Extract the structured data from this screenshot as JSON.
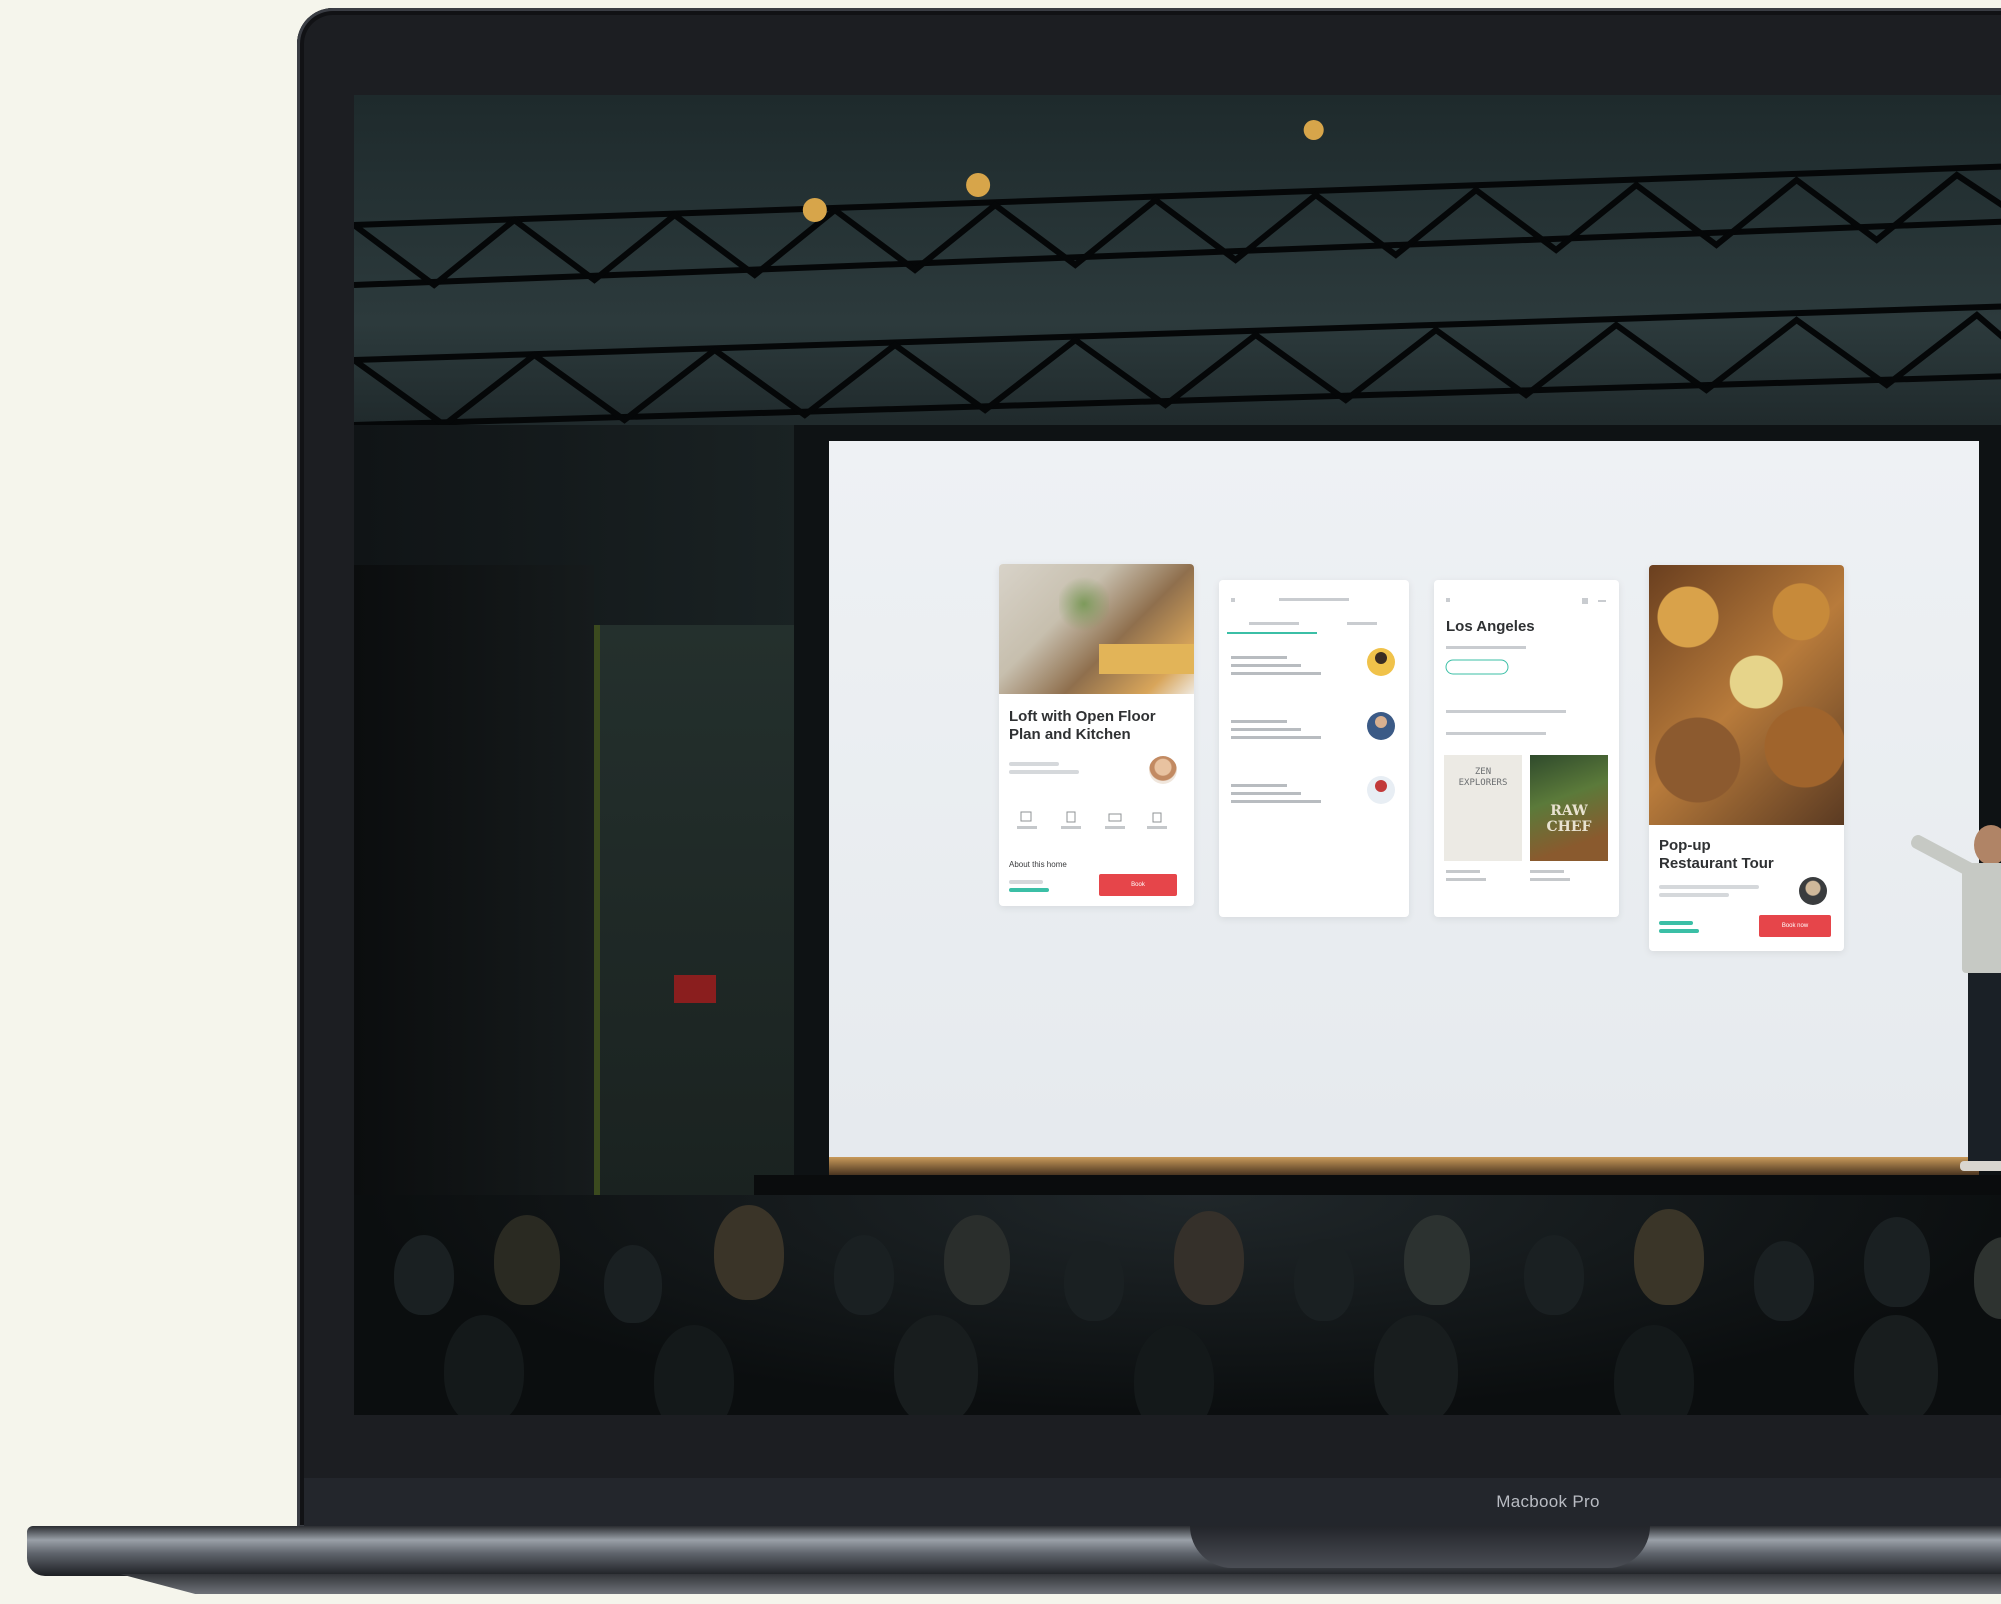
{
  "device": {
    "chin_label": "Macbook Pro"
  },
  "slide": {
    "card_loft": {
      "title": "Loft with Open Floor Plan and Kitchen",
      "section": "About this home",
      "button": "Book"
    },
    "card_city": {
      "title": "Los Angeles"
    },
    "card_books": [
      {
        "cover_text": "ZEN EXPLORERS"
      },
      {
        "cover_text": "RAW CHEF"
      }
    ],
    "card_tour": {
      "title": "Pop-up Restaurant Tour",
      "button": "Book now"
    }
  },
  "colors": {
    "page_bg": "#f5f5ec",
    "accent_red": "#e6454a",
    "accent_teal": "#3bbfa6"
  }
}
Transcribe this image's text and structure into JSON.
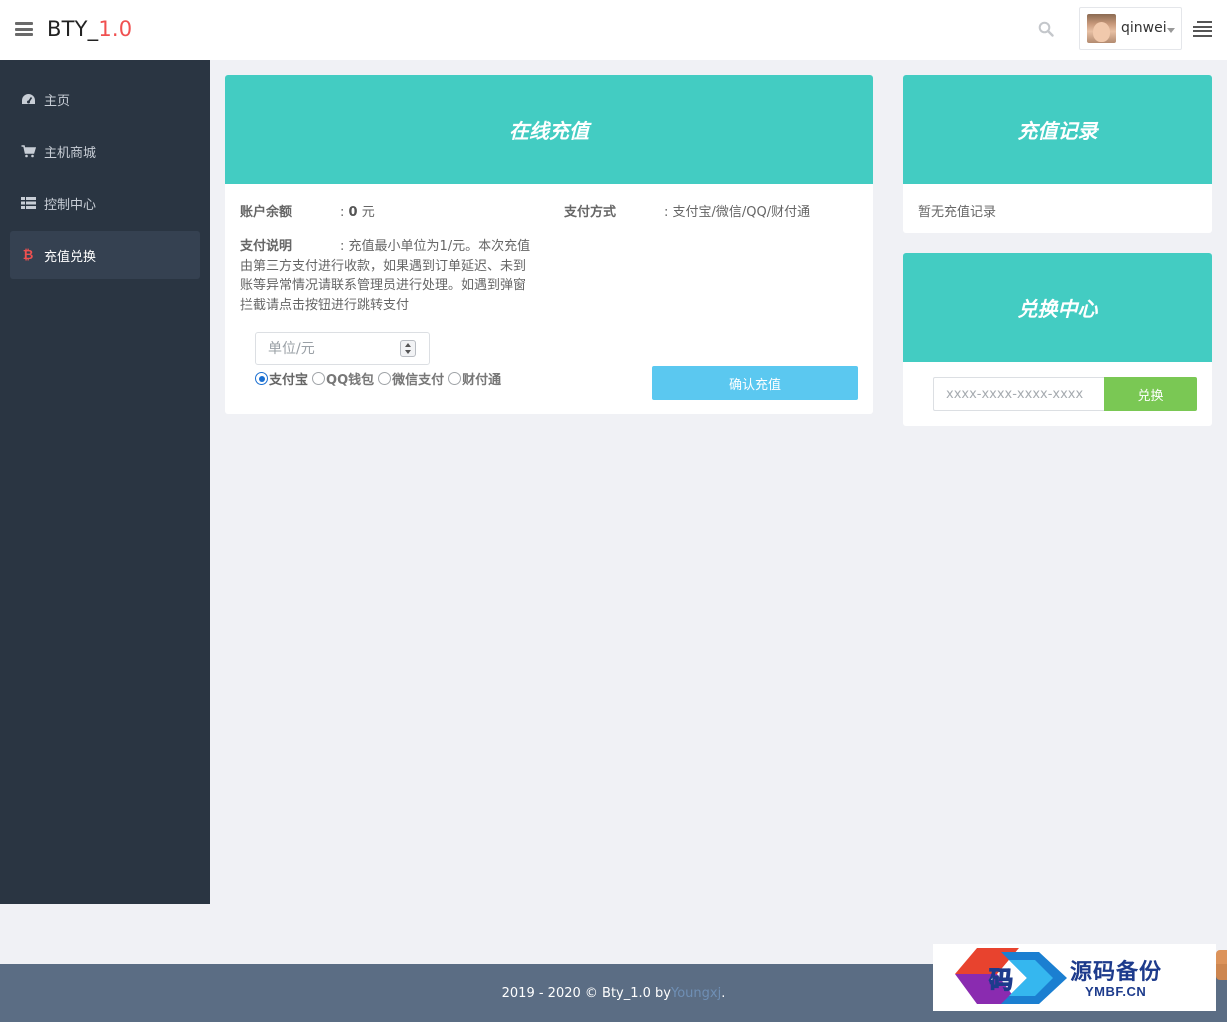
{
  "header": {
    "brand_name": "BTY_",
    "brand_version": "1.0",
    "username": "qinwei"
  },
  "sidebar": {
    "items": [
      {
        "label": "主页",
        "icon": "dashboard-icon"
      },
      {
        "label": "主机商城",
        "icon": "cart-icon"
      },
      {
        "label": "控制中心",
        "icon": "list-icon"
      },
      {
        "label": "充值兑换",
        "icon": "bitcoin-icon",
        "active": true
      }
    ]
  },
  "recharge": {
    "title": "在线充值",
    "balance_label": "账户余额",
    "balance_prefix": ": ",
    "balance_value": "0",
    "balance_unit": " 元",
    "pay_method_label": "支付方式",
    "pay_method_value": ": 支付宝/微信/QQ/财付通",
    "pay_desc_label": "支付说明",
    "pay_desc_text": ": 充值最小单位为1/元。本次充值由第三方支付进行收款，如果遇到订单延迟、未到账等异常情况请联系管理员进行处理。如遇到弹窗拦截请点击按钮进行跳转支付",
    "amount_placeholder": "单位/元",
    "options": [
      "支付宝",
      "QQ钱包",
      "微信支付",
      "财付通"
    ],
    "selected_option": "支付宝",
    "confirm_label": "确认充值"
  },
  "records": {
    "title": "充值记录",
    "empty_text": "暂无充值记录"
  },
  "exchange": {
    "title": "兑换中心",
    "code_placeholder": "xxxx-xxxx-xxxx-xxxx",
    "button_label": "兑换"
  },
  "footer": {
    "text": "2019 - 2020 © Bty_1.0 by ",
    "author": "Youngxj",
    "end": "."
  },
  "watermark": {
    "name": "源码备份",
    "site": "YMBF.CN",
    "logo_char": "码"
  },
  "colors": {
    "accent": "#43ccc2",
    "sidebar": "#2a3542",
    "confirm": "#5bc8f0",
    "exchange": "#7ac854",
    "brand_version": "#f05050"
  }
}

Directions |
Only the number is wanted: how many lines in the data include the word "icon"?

Task response |
4